What to work on |
Please print every record below exactly as written, leaving out the pictures.
######
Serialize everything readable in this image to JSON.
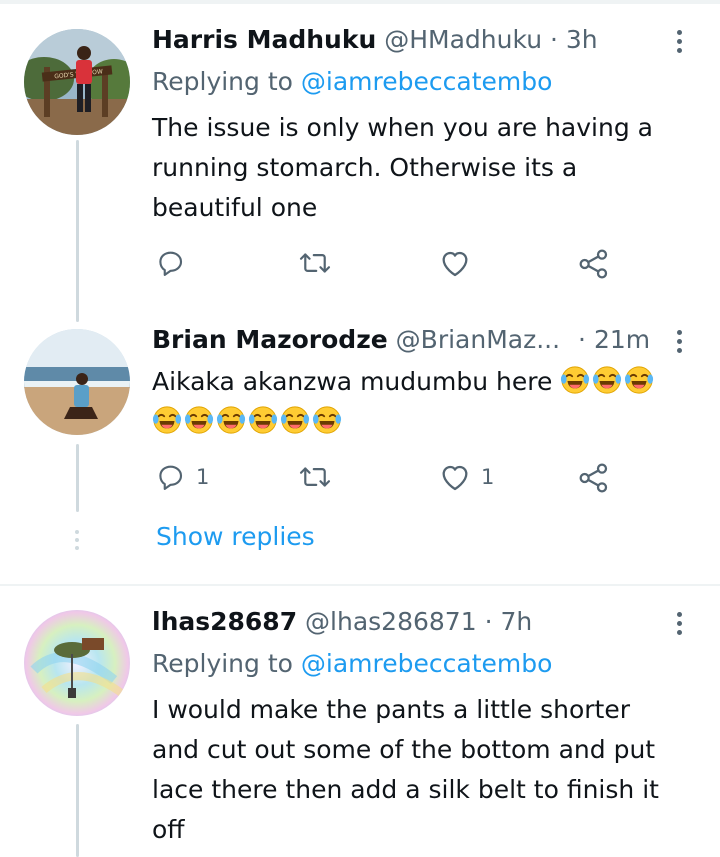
{
  "colors": {
    "accent": "#1d9bf0",
    "muted": "#536471",
    "text": "#0f1419",
    "line": "#cfd9de"
  },
  "tweets": [
    {
      "name": "Harris Madhuku",
      "handle": "@HMadhuku",
      "sep": "·",
      "time": "3h",
      "replying_prefix": "Replying to",
      "replying_to": "@iamrebeccatembo",
      "body_lines": [
        "The issue is only when you are having a",
        "running stomarch. Otherwise its a",
        "beautiful one"
      ],
      "sign_text": "GOD'S WINDOW",
      "reply_count": "",
      "retweet_count": "",
      "like_count": ""
    },
    {
      "name": "Brian Mazorodze",
      "handle": "@BrianMaz...",
      "sep": "·",
      "time": "21m",
      "body_text": "Aikaka akanzwa mudumbu here",
      "emoji_line1_count": 3,
      "emoji_line2_count": 6,
      "emoji_icon": "face-with-tears-of-joy-icon",
      "reply_count": "1",
      "retweet_count": "",
      "like_count": "1",
      "show_replies": "Show replies"
    },
    {
      "name": "lhas28687",
      "handle": "@lhas286871",
      "sep": "·",
      "time": "7h",
      "replying_prefix": "Replying to",
      "replying_to": "@iamrebeccatembo",
      "body_lines": [
        "I would make the pants a little shorter",
        "and cut out some of the bottom and put",
        "lace there then add a silk belt to finish it",
        "off"
      ]
    }
  ]
}
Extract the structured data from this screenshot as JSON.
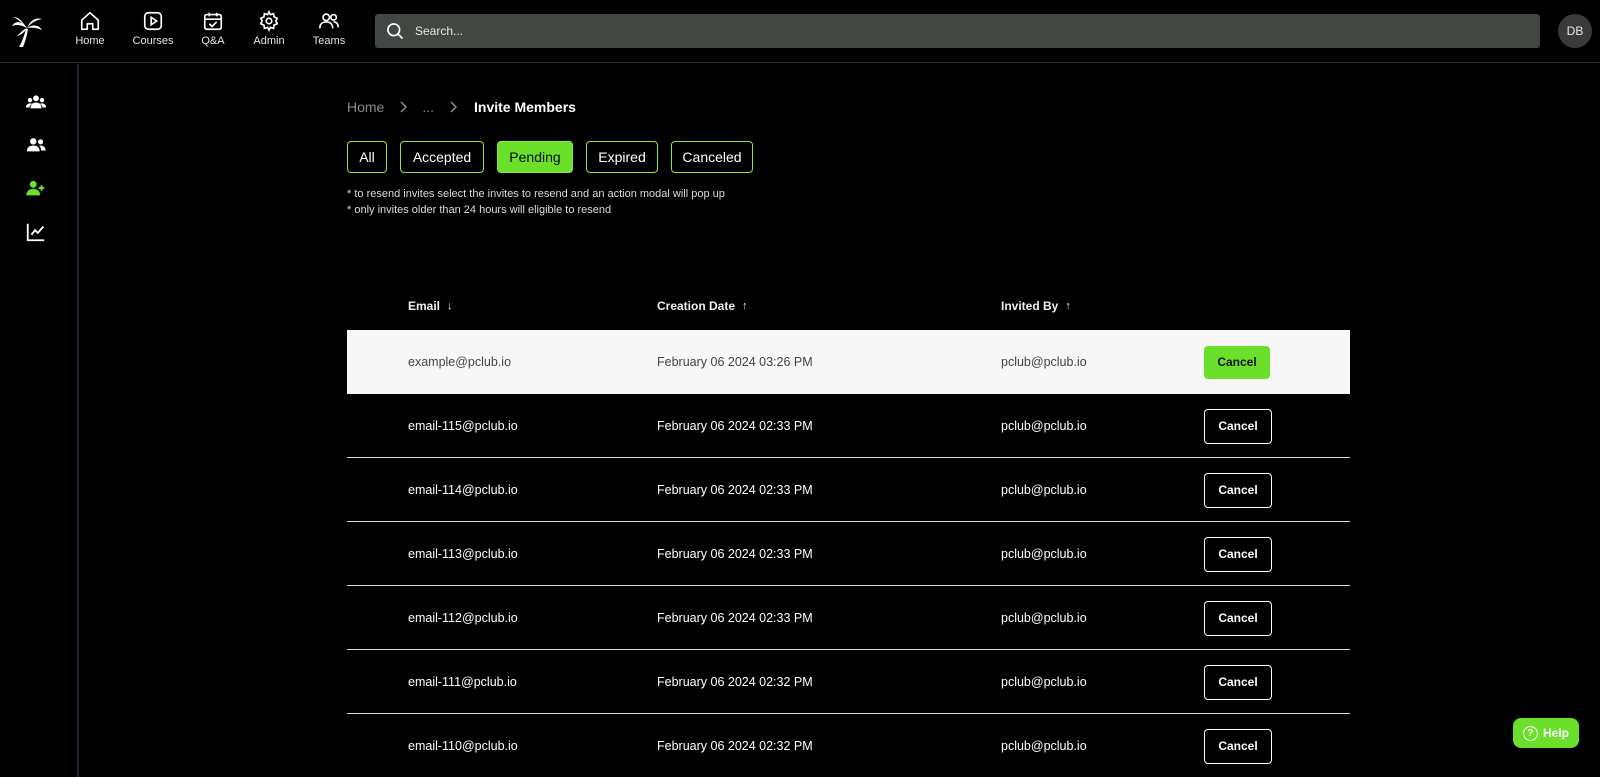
{
  "app": {
    "logo_icon": "palm-tree-icon"
  },
  "nav": [
    {
      "label": "Home",
      "icon": "home-icon"
    },
    {
      "label": "Courses",
      "icon": "play-square-icon"
    },
    {
      "label": "Q&A",
      "icon": "calendar-check-icon"
    },
    {
      "label": "Admin",
      "icon": "gear-icon"
    },
    {
      "label": "Teams",
      "icon": "users-icon"
    }
  ],
  "search": {
    "placeholder": "Search..."
  },
  "user": {
    "initials": "DB"
  },
  "sidebar": [
    {
      "icon": "group-icon",
      "active": false
    },
    {
      "icon": "users-icon",
      "active": false
    },
    {
      "icon": "add-user-icon",
      "active": true
    },
    {
      "icon": "chart-line-icon",
      "active": false
    }
  ],
  "breadcrumb": {
    "home": "Home",
    "ellipsis": "...",
    "current": "Invite Members"
  },
  "tabs": [
    {
      "label": "All",
      "active": false
    },
    {
      "label": "Accepted",
      "active": false
    },
    {
      "label": "Pending",
      "active": true
    },
    {
      "label": "Expired",
      "active": false
    },
    {
      "label": "Canceled",
      "active": false
    }
  ],
  "notes": [
    "* to resend invites select the invites to resend and an action modal will pop up",
    "* only invites older than 24 hours will eligible to resend"
  ],
  "table": {
    "columns": [
      {
        "label": "Email",
        "sort": "↓"
      },
      {
        "label": "Creation Date",
        "sort": "↑"
      },
      {
        "label": "Invited By",
        "sort": "↑"
      }
    ],
    "rows": [
      {
        "email": "example@pclub.io",
        "date": "February 06 2024 03:26 PM",
        "invited_by": "pclub@pclub.io",
        "action": "Cancel",
        "highlight": true
      },
      {
        "email": "email-115@pclub.io",
        "date": "February 06 2024 02:33 PM",
        "invited_by": "pclub@pclub.io",
        "action": "Cancel",
        "highlight": false
      },
      {
        "email": "email-114@pclub.io",
        "date": "February 06 2024 02:33 PM",
        "invited_by": "pclub@pclub.io",
        "action": "Cancel",
        "highlight": false
      },
      {
        "email": "email-113@pclub.io",
        "date": "February 06 2024 02:33 PM",
        "invited_by": "pclub@pclub.io",
        "action": "Cancel",
        "highlight": false
      },
      {
        "email": "email-112@pclub.io",
        "date": "February 06 2024 02:33 PM",
        "invited_by": "pclub@pclub.io",
        "action": "Cancel",
        "highlight": false
      },
      {
        "email": "email-111@pclub.io",
        "date": "February 06 2024 02:32 PM",
        "invited_by": "pclub@pclub.io",
        "action": "Cancel",
        "highlight": false
      },
      {
        "email": "email-110@pclub.io",
        "date": "February 06 2024 02:32 PM",
        "invited_by": "pclub@pclub.io",
        "action": "Cancel",
        "highlight": false
      }
    ]
  },
  "help": {
    "label": "Help",
    "icon": "question-circle-icon"
  },
  "colors": {
    "accent": "#6be02a",
    "background": "#000000",
    "search_bg": "#434743"
  }
}
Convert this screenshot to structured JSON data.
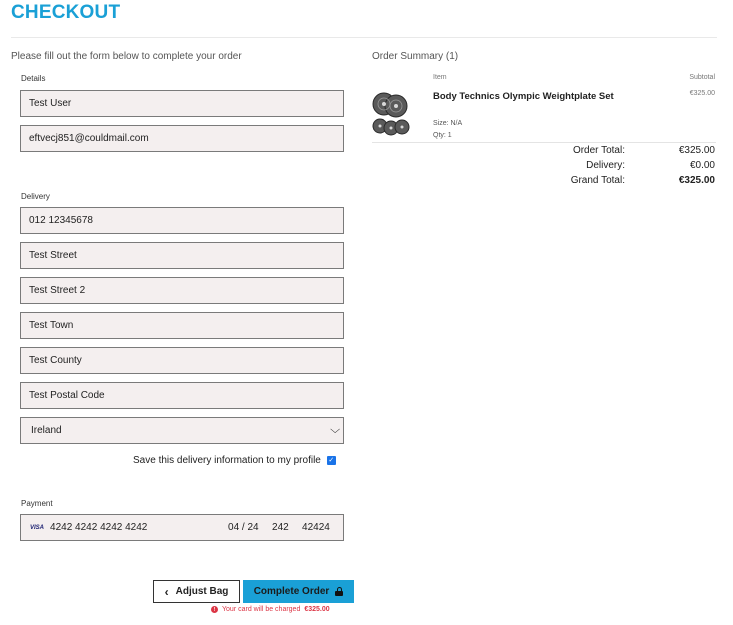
{
  "page": {
    "title": "CHECKOUT"
  },
  "form": {
    "intro": "Please fill out the form below to complete your order",
    "details_label": "Details",
    "full_name": "Test User",
    "email": "eftvecj851@couldmail.com",
    "delivery_label": "Delivery",
    "phone": "012 12345678",
    "street1": "Test Street",
    "street2": "Test Street 2",
    "town": "Test Town",
    "county": "Test County",
    "postcode": "Test Postal Code",
    "country": "Ireland",
    "save_info_label": "Save this delivery information to my profile",
    "save_info_checked": true,
    "payment_label": "Payment",
    "card_brand": "VISA",
    "card_number": "4242 4242 4242 4242",
    "card_expiry": "04 / 24",
    "card_cvc": "242",
    "card_postal": "42424"
  },
  "actions": {
    "adjust_label": "Adjust Bag",
    "complete_label": "Complete Order",
    "charge_note": "Your card will be charged",
    "charge_amount": "€325.00"
  },
  "summary": {
    "title": "Order Summary (1)",
    "col_item": "Item",
    "col_subtotal": "Subtotal",
    "product": {
      "name": "Body Technics Olympic Weightplate Set",
      "size": "Size: N/A",
      "qty": "Qty: 1",
      "subtotal": "€325.00"
    },
    "order_total_label": "Order Total:",
    "order_total": "€325.00",
    "delivery_label": "Delivery:",
    "delivery": "€0.00",
    "grand_total_label": "Grand Total:",
    "grand_total": "€325.00"
  },
  "colors": {
    "accent": "#1aa0d6",
    "error": "#dc3545",
    "field_bg": "#f4efef"
  }
}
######
Answer box |
Serialize everything readable in this image to JSON.
{
  "colors": {
    "accent": "#1d9bf0",
    "muted": "#536471",
    "text": "#0f1419",
    "line": "#cfd9de"
  },
  "tweets": [
    {
      "name": "Harris Madhuku",
      "handle": "@HMadhuku",
      "sep": "·",
      "time": "3h",
      "replying_prefix": "Replying to",
      "replying_to": "@iamrebeccatembo",
      "body_lines": [
        "The issue is only when you are having a",
        "running stomarch. Otherwise its a",
        "beautiful one"
      ],
      "sign_text": "GOD'S WINDOW",
      "reply_count": "",
      "retweet_count": "",
      "like_count": ""
    },
    {
      "name": "Brian Mazorodze",
      "handle": "@BrianMaz...",
      "sep": "·",
      "time": "21m",
      "body_text": "Aikaka akanzwa mudumbu here",
      "emoji_line1_count": 3,
      "emoji_line2_count": 6,
      "emoji_icon": "face-with-tears-of-joy-icon",
      "reply_count": "1",
      "retweet_count": "",
      "like_count": "1",
      "show_replies": "Show replies"
    },
    {
      "name": "lhas28687",
      "handle": "@lhas286871",
      "sep": "·",
      "time": "7h",
      "replying_prefix": "Replying to",
      "replying_to": "@iamrebeccatembo",
      "body_lines": [
        "I would make the pants a little shorter",
        "and cut out some of the bottom and put",
        "lace there then add a silk belt to finish it",
        "off"
      ]
    }
  ]
}
Extract the structured data from this screenshot as JSON.
{
  "app": {
    "logo_icon": "palm-tree-icon"
  },
  "nav": [
    {
      "label": "Home",
      "icon": "home-icon"
    },
    {
      "label": "Courses",
      "icon": "play-square-icon"
    },
    {
      "label": "Q&A",
      "icon": "calendar-check-icon"
    },
    {
      "label": "Admin",
      "icon": "gear-icon"
    },
    {
      "label": "Teams",
      "icon": "users-icon"
    }
  ],
  "search": {
    "placeholder": "Search..."
  },
  "user": {
    "initials": "DB"
  },
  "sidebar": [
    {
      "icon": "group-icon",
      "active": false
    },
    {
      "icon": "users-icon",
      "active": false
    },
    {
      "icon": "add-user-icon",
      "active": true
    },
    {
      "icon": "chart-line-icon",
      "active": false
    }
  ],
  "breadcrumb": {
    "home": "Home",
    "ellipsis": "...",
    "current": "Invite Members"
  },
  "tabs": [
    {
      "label": "All",
      "active": false
    },
    {
      "label": "Accepted",
      "active": false
    },
    {
      "label": "Pending",
      "active": true
    },
    {
      "label": "Expired",
      "active": false
    },
    {
      "label": "Canceled",
      "active": false
    }
  ],
  "notes": [
    "* to resend invites select the invites to resend and an action modal will pop up",
    "* only invites older than 24 hours will eligible to resend"
  ],
  "table": {
    "columns": [
      {
        "label": "Email",
        "sort": "↓"
      },
      {
        "label": "Creation Date",
        "sort": "↑"
      },
      {
        "label": "Invited By",
        "sort": "↑"
      }
    ],
    "rows": [
      {
        "email": "example@pclub.io",
        "date": "February 06 2024 03:26 PM",
        "invited_by": "pclub@pclub.io",
        "action": "Cancel",
        "highlight": true
      },
      {
        "email": "email-115@pclub.io",
        "date": "February 06 2024 02:33 PM",
        "invited_by": "pclub@pclub.io",
        "action": "Cancel",
        "highlight": false
      },
      {
        "email": "email-114@pclub.io",
        "date": "February 06 2024 02:33 PM",
        "invited_by": "pclub@pclub.io",
        "action": "Cancel",
        "highlight": false
      },
      {
        "email": "email-113@pclub.io",
        "date": "February 06 2024 02:33 PM",
        "invited_by": "pclub@pclub.io",
        "action": "Cancel",
        "highlight": false
      },
      {
        "email": "email-112@pclub.io",
        "date": "February 06 2024 02:33 PM",
        "invited_by": "pclub@pclub.io",
        "action": "Cancel",
        "highlight": false
      },
      {
        "email": "email-111@pclub.io",
        "date": "February 06 2024 02:32 PM",
        "invited_by": "pclub@pclub.io",
        "action": "Cancel",
        "highlight": false
      },
      {
        "email": "email-110@pclub.io",
        "date": "February 06 2024 02:32 PM",
        "invited_by": "pclub@pclub.io",
        "action": "Cancel",
        "highlight": false
      }
    ]
  },
  "help": {
    "label": "Help",
    "icon": "question-circle-icon"
  },
  "colors": {
    "accent": "#6be02a",
    "background": "#000000",
    "search_bg": "#434743"
  }
}
Convert this screenshot to structured JSON data.
{
  "page": {
    "title": "CHECKOUT"
  },
  "form": {
    "intro": "Please fill out the form below to complete your order",
    "details_label": "Details",
    "full_name": "Test User",
    "email": "eftvecj851@couldmail.com",
    "delivery_label": "Delivery",
    "phone": "012 12345678",
    "street1": "Test Street",
    "street2": "Test Street 2",
    "town": "Test Town",
    "county": "Test County",
    "postcode": "Test Postal Code",
    "country": "Ireland",
    "save_info_label": "Save this delivery information to my profile",
    "save_info_checked": true,
    "payment_label": "Payment",
    "card_brand": "VISA",
    "card_number": "4242 4242 4242 4242",
    "card_expiry": "04 / 24",
    "card_cvc": "242",
    "card_postal": "42424"
  },
  "actions": {
    "adjust_label": "Adjust Bag",
    "complete_label": "Complete Order",
    "charge_note": "Your card will be charged",
    "charge_amount": "€325.00"
  },
  "summary": {
    "title": "Order Summary (1)",
    "col_item": "Item",
    "col_subtotal": "Subtotal",
    "product": {
      "name": "Body Technics Olympic Weightplate Set",
      "size": "Size: N/A",
      "qty": "Qty: 1",
      "subtotal": "€325.00"
    },
    "order_total_label": "Order Total:",
    "order_total": "€325.00",
    "delivery_label": "Delivery:",
    "delivery": "€0.00",
    "grand_total_label": "Grand Total:",
    "grand_total": "€325.00"
  },
  "colors": {
    "accent": "#1aa0d6",
    "error": "#dc3545",
    "field_bg": "#f4efef"
  }
}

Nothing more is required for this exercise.